Side story: you probably didn't notice this, but the version of Xar in the credits did not match the version of Xar in the game. That's because Fred went behind my back to ask for a photo of me from my then-girlfriend so he could include me in the game somewhere. He used this reference to paint me as Xar. It was a total surprise to me when I saw my face on Xar. I wasn't excited about it, especially because the image wasn't as old as Xar was supposed to be, so I asked my animator to "old me up." But I decided to include the original in the credits. Fred also sneakily acquired a photo of my girlfriend as well and used her as a base for the human princess on Pryan.
After Death Gate, Fred had the opportunity to contribute to some of Legend’s other games, but his productivity slowed considerably. Later, I found out why. It turns out that, even when Fred was working on Death Gate, he discovered he had cancer–but never mentioned it to me at the time. Later, when he confided in me about his illness, he told me that, when creating those characters for Death Gate, he had discovered his life’s calling.
Fred died shortly thereafter. It was my first real exposure to death. At his memorial, I met lots of people from Fred’s life for the first time. In fact, I had only met Fred once or twice in person. They told me that he treasured our relationship. I did too. He was a friend. Of course, I’ll never forget him, but I’m also happy that his art in Death Gate will always remain as a testament to his talent.
A Treasure from the Archives (My Notes)

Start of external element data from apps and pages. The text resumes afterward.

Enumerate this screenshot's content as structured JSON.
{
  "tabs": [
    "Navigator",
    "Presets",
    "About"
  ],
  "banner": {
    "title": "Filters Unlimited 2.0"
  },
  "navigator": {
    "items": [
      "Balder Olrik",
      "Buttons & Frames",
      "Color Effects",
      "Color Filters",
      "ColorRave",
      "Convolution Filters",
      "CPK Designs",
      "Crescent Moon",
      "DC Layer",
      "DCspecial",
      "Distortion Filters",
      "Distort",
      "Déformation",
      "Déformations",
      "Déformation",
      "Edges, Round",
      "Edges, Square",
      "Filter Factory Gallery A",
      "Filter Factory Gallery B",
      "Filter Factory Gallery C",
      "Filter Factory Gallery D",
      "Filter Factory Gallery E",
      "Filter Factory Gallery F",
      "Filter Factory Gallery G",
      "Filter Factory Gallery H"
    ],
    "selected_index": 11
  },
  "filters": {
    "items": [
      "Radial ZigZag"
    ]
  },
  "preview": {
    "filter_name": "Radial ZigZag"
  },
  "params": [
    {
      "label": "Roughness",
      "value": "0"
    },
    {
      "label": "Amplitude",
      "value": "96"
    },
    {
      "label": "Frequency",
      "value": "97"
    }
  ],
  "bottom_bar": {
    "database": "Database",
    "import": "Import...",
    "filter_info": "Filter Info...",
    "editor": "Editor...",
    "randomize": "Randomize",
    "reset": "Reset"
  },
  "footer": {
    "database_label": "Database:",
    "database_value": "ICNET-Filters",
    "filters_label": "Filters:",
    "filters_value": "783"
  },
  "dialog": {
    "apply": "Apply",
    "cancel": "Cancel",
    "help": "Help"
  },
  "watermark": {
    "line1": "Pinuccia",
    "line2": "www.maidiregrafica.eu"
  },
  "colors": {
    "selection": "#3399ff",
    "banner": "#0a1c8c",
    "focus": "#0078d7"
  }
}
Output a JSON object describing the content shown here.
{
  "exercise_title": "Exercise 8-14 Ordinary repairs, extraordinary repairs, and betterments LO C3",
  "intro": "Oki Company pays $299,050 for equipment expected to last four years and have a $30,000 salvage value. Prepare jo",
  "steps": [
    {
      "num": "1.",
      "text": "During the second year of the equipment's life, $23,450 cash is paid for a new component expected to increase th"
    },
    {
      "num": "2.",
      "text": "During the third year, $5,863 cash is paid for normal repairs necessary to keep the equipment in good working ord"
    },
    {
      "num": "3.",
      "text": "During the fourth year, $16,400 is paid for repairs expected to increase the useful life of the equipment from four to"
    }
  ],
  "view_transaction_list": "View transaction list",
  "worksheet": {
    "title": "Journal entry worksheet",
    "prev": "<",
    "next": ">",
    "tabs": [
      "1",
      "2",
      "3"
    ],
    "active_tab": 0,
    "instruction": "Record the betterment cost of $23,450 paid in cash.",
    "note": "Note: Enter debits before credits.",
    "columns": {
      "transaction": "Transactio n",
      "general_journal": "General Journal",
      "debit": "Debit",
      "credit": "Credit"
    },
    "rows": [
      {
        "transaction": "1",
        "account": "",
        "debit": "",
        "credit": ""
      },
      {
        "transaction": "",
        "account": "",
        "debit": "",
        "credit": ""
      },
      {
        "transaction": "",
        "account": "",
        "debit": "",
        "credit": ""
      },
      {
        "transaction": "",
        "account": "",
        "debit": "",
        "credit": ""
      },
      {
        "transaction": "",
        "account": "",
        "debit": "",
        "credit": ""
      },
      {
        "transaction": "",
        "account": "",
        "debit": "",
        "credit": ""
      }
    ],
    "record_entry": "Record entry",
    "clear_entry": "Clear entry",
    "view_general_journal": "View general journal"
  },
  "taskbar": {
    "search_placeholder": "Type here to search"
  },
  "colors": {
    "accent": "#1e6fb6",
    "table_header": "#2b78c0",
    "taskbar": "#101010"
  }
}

Back in the old days, we didn’t have your new-fangled phones or tablets, or even laptops really. I kept all of my notes in an Engineering Notebook. Given that I rediscovered this recently, I figured it might be illuminating to reveal the design scribbles for Death Gate here. Keep in mind that it not only contains the actual design, but a lot of false starts or ideas that I might have not intended to use, but didn’t want to forget (including the entire section I dumped in Arianus). If you can decipher my handwriting and want to get a little insight into at least my design process for an adventure game, then you’re welcome to dive in.
Note that the first section is examination of the first four books and what I could use. Then I muse about the game in general and identify what I might pursue. Only later do I start detailing each section of the design in walkthrough form. When I finally generated walkthroughs, I was ready to code.
Normal people should feel free to skip all of this, but adventure game scholars: dig in!
In most quarters, Death Gate was extremely well received. Readers of the book series acknowledged that the game was different than the source material, but still an excellent experience that was true to the spirit of the books. They enjoyed the logical puzzles, the excellent art, the fantastic music score mostly composed by Eric Heberling (with one song by me), and the compelling story born of an awesome and well-loved universe.
Death Gate won a number of awards, including the following:
- Computer Game Review’s Golden Triad Award
- InterActive Gaming’s Editor’s Choice Award
- Computer Gaming World’s Premier Finalist for Best Adventure Game 1995
- Strategy Plus Animated Adventure Game of the Year 1994 (runner-up).
Overall reviews were great. You can see a collection of them here on Mobygames. Of those, my personal favorite is the user review with the headline, “Were this game a spiky club, I’d take up masochism.”
I think that says it all.